The report also documented intimidation and restrictions on freedom of movement by Kurdish authorities in northern Iraq of other minority groups in Nineveh, including Yazidis and Shabaks, during the 2009 provincial elections.
Iraq's worldwide refugee population includes a large number of Christians. It also includes many other targeted groups: LGBT members, Sunnis, Shi'ites, Jews, etc. Taylor Luck (Jordan Times) reports that the Iraq's Independent High Electoral Commission is urging groups and organizations -- and even journalists! -- to watch and monitor polling closely . . . outside Iraq.
In addition to the 3 Christians killed in the home invasion, there was other reported violence . . . .

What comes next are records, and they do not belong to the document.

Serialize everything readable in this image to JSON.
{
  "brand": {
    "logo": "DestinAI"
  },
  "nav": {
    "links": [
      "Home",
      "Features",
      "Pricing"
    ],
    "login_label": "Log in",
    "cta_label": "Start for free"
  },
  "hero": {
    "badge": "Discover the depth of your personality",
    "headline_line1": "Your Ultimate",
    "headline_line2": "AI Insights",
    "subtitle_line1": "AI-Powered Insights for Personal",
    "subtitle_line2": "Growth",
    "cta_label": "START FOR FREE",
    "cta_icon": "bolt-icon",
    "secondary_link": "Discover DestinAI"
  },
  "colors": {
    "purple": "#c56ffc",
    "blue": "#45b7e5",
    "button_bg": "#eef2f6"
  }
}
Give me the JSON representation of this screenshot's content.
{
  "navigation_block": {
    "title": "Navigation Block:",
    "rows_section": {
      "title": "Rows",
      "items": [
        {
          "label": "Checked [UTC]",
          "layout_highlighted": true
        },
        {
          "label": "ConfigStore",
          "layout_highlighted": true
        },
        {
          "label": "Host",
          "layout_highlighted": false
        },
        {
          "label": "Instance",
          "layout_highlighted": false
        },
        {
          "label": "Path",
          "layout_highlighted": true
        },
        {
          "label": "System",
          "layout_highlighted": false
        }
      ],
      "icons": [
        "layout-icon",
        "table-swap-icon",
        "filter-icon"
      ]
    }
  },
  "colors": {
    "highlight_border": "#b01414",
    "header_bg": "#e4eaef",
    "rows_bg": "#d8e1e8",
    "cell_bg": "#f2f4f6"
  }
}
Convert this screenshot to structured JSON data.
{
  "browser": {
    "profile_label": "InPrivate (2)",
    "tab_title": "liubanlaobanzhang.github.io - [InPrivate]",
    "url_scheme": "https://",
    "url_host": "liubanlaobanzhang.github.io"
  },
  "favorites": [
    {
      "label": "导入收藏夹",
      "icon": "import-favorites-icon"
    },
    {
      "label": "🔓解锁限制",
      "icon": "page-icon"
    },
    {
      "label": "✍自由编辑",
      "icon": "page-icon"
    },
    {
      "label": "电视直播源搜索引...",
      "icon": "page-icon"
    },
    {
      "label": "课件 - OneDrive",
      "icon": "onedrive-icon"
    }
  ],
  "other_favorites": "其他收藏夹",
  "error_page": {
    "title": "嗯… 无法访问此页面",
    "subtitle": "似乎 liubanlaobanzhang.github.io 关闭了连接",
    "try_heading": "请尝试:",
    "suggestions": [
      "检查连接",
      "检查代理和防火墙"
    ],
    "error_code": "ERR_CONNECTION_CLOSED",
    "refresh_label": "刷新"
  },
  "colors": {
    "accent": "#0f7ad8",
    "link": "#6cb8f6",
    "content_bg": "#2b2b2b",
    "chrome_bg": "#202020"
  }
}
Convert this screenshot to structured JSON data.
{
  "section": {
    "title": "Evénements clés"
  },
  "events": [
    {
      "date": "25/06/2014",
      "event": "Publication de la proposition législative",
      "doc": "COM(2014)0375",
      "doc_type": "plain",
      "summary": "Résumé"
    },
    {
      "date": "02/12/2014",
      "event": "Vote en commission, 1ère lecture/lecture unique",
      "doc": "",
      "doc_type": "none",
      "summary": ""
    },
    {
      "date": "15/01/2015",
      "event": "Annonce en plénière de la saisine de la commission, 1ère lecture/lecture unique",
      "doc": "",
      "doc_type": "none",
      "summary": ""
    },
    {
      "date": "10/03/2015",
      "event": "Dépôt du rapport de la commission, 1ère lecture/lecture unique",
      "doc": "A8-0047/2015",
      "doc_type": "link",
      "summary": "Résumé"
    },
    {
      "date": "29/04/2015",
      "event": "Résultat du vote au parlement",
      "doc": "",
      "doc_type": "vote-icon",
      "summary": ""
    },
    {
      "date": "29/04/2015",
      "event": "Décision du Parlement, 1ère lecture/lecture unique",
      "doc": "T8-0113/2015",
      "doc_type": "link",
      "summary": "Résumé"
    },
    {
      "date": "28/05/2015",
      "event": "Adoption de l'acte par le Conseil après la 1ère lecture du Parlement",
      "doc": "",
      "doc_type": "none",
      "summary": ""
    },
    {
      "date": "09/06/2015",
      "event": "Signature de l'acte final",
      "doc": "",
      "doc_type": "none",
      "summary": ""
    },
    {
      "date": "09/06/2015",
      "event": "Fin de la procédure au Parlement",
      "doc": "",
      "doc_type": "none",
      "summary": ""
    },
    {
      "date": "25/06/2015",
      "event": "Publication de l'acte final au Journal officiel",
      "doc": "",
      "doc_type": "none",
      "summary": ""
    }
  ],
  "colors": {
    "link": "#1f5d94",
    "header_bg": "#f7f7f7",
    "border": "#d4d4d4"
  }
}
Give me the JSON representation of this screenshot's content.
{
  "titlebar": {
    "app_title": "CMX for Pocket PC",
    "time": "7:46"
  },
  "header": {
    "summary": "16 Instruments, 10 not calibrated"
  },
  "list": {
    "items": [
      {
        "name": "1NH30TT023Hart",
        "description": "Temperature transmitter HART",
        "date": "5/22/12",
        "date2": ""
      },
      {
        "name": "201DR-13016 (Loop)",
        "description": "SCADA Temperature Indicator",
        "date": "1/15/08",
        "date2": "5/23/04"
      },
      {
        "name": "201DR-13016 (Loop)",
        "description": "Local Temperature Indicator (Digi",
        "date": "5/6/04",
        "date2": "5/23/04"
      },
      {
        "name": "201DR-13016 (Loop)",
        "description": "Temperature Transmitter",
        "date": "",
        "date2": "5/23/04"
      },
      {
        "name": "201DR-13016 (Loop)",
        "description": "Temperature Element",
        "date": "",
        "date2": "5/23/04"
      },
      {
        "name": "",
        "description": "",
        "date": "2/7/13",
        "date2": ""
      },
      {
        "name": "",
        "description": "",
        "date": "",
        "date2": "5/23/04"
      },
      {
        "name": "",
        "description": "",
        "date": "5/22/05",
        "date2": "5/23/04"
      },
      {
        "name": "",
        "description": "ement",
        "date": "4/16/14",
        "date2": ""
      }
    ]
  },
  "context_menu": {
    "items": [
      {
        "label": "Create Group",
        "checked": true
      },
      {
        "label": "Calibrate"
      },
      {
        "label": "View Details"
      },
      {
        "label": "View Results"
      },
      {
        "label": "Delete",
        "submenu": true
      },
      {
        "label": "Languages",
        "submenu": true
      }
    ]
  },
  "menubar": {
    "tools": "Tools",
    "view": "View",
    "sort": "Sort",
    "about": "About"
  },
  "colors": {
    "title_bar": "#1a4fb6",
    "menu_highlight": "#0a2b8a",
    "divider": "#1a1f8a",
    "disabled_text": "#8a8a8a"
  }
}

Reuters notes a Mosul sticky bombing which claimed the life of 1 police officer, a Baghdad plastic bag bombing which claimed 1 life and left three people injured, a Kirkuk roadside bombing which left two people injured and, dropping back to Monday for the rest, a Mosul roadside bombing which injured one person, a Tikrit bombing which claimed 2 lives, a Tikrit bombing which injured two police officers and a Kirkuk bombing which injured one person. Yesterday's snapshot noted: "[. . .] a Ramadi suicide car bombing which claimed the life of the bomber and the lives of 3 other people (with seven police officers injured), [. . .]" Anne Tang (Xinhua) reports the death toll rose to five (plus the suicide bomber).
Reuters notes 2 police officers shot dead in Mosul, 1 woman shot dead in Mosul and, dropping back to Monday, an armed clash in Mosul in which 1 soldier and 1 assailant were killed.
In the United States, the Los Angeles Times notes that ProPublica's T. Christian Miller has been awarded the $35,000 Selden Ring Award for Investigative Reporting as a result of the articles he and the paper collaborated on about civilian workers in Iraq:
Miller's articles are available at latimes.com/con-tractors and propubli-ca.org/contractors.
Terry Gross (NPR's Fresh Air) spoke with T. Chrisitan Miller January 11, 2010 and link has audio and text (including transcript). And we'll close with this on the Black Forum, The State of Black America which takes place tomorrow (Wednesday) in New York.
Media Contact: David Webb – 212.372.3414, firstname.lastname@example.org
The bi-partisan forum will focus on Employment, Business, Education, Healthcare and Crime, not just politics.
There will be a press conference at 6:00pm. A bloggers row is also available. The forum will be webcast live and available on-demand at www.blackforum.info (under construction). C-SPAN will tape and rebroadcast the Black Forum.
Date: Wednesday, February 24, 2010
Charles Payne CEO Wall Street Strategies, FOX Business Contributor www.wstreet.com